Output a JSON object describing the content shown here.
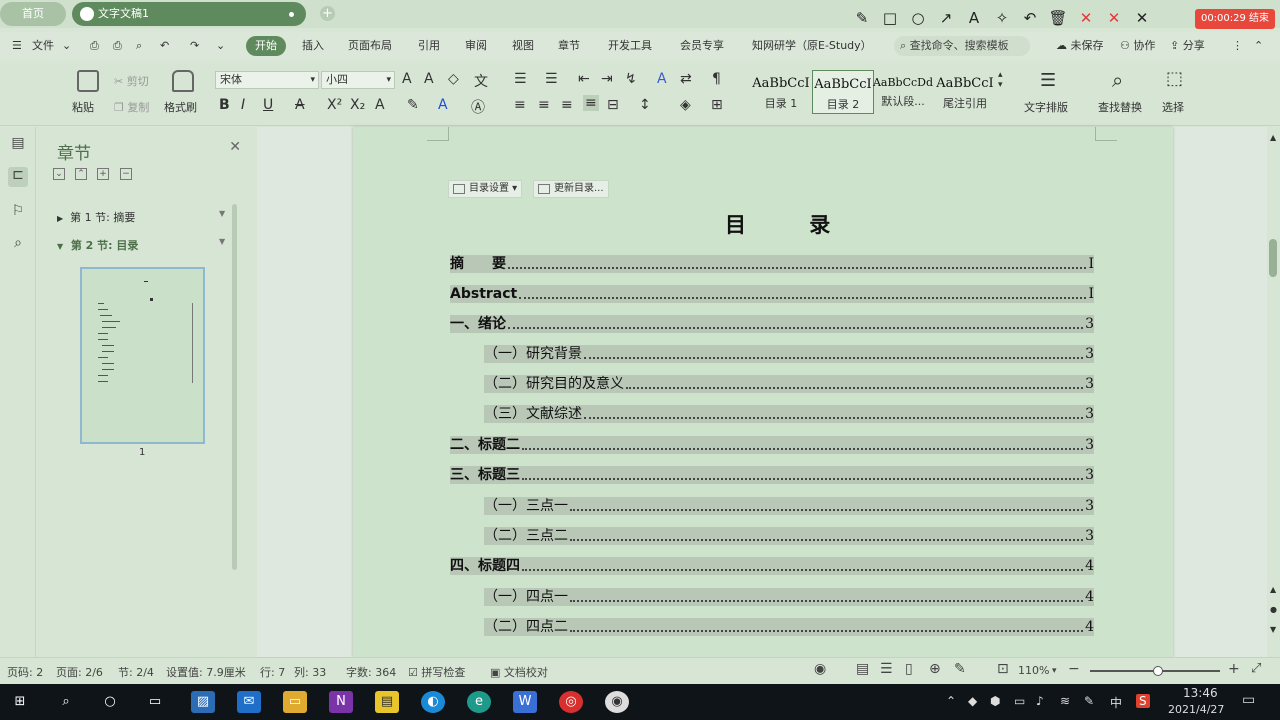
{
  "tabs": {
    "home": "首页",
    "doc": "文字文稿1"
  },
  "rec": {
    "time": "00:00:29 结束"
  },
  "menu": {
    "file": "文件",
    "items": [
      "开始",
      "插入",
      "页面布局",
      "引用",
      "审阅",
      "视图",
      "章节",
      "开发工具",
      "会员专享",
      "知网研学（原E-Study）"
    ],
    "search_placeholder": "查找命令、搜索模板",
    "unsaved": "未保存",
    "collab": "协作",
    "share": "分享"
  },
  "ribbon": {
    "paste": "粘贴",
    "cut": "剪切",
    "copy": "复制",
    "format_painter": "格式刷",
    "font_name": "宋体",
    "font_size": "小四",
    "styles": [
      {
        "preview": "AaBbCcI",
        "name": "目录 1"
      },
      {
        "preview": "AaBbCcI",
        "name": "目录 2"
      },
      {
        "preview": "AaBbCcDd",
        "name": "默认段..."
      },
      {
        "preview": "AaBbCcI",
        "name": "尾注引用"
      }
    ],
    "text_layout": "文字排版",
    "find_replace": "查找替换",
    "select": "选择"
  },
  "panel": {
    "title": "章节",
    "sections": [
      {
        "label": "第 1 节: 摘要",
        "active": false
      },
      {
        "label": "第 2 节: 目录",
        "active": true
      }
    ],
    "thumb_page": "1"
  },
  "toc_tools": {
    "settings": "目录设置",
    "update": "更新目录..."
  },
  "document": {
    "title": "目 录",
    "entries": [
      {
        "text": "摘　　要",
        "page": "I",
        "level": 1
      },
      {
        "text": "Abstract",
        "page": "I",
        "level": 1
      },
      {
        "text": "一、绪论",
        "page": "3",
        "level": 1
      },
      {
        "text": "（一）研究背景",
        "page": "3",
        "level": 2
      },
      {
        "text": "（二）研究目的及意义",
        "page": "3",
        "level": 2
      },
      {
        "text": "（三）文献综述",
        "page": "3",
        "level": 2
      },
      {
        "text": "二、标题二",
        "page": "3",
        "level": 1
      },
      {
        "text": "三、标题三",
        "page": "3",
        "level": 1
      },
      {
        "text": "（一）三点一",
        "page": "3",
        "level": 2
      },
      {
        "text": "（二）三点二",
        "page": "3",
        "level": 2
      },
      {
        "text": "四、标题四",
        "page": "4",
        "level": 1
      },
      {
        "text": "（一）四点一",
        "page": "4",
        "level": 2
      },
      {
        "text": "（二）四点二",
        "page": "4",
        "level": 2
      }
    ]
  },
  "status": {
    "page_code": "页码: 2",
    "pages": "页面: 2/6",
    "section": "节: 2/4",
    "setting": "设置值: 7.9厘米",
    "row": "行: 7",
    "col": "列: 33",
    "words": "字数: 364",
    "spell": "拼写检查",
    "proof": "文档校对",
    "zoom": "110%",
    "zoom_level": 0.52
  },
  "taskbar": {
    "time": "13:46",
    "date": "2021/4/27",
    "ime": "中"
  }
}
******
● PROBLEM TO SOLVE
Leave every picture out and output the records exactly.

● EXERCISE RESULT
Output a JSON object describing the content shown here.
{
  "tabs": {
    "home": "首页",
    "doc": "文字文稿1"
  },
  "rec": {
    "time": "00:00:29 结束"
  },
  "menu": {
    "file": "文件",
    "items": [
      "开始",
      "插入",
      "页面布局",
      "引用",
      "审阅",
      "视图",
      "章节",
      "开发工具",
      "会员专享",
      "知网研学（原E-Study）"
    ],
    "search_placeholder": "查找命令、搜索模板",
    "unsaved": "未保存",
    "collab": "协作",
    "share": "分享"
  },
  "ribbon": {
    "paste": "粘贴",
    "cut": "剪切",
    "copy": "复制",
    "format_painter": "格式刷",
    "font_name": "宋体",
    "font_size": "小四",
    "styles": [
      {
        "preview": "AaBbCcI",
        "name": "目录 1"
      },
      {
        "preview": "AaBbCcI",
        "name": "目录 2"
      },
      {
        "preview": "AaBbCcDd",
        "name": "默认段..."
      },
      {
        "preview": "AaBbCcI",
        "name": "尾注引用"
      }
    ],
    "text_layout": "文字排版",
    "find_replace": "查找替换",
    "select": "选择"
  },
  "panel": {
    "title": "章节",
    "sections": [
      {
        "label": "第 1 节: 摘要",
        "active": false
      },
      {
        "label": "第 2 节: 目录",
        "active": true
      }
    ],
    "thumb_page": "1"
  },
  "toc_tools": {
    "settings": "目录设置",
    "update": "更新目录..."
  },
  "document": {
    "title": "目 录",
    "entries": [
      {
        "text": "摘　　要",
        "page": "I",
        "level": 1
      },
      {
        "text": "Abstract",
        "page": "I",
        "level": 1
      },
      {
        "text": "一、绪论",
        "page": "3",
        "level": 1
      },
      {
        "text": "（一）研究背景",
        "page": "3",
        "level": 2
      },
      {
        "text": "（二）研究目的及意义",
        "page": "3",
        "level": 2
      },
      {
        "text": "（三）文献综述",
        "page": "3",
        "level": 2
      },
      {
        "text": "二、标题二",
        "page": "3",
        "level": 1
      },
      {
        "text": "三、标题三",
        "page": "3",
        "level": 1
      },
      {
        "text": "（一）三点一",
        "page": "3",
        "level": 2
      },
      {
        "text": "（二）三点二",
        "page": "3",
        "level": 2
      },
      {
        "text": "四、标题四",
        "page": "4",
        "level": 1
      },
      {
        "text": "（一）四点一",
        "page": "4",
        "level": 2
      },
      {
        "text": "（二）四点二",
        "page": "4",
        "level": 2
      }
    ]
  },
  "status": {
    "page_code": "页码: 2",
    "pages": "页面: 2/6",
    "section": "节: 2/4",
    "setting": "设置值: 7.9厘米",
    "row": "行: 7",
    "col": "列: 33",
    "words": "字数: 364",
    "spell": "拼写检查",
    "proof": "文档校对",
    "zoom": "110%",
    "zoom_level": 0.52
  },
  "taskbar": {
    "time": "13:46",
    "date": "2021/4/27",
    "ime": "中"
  }
}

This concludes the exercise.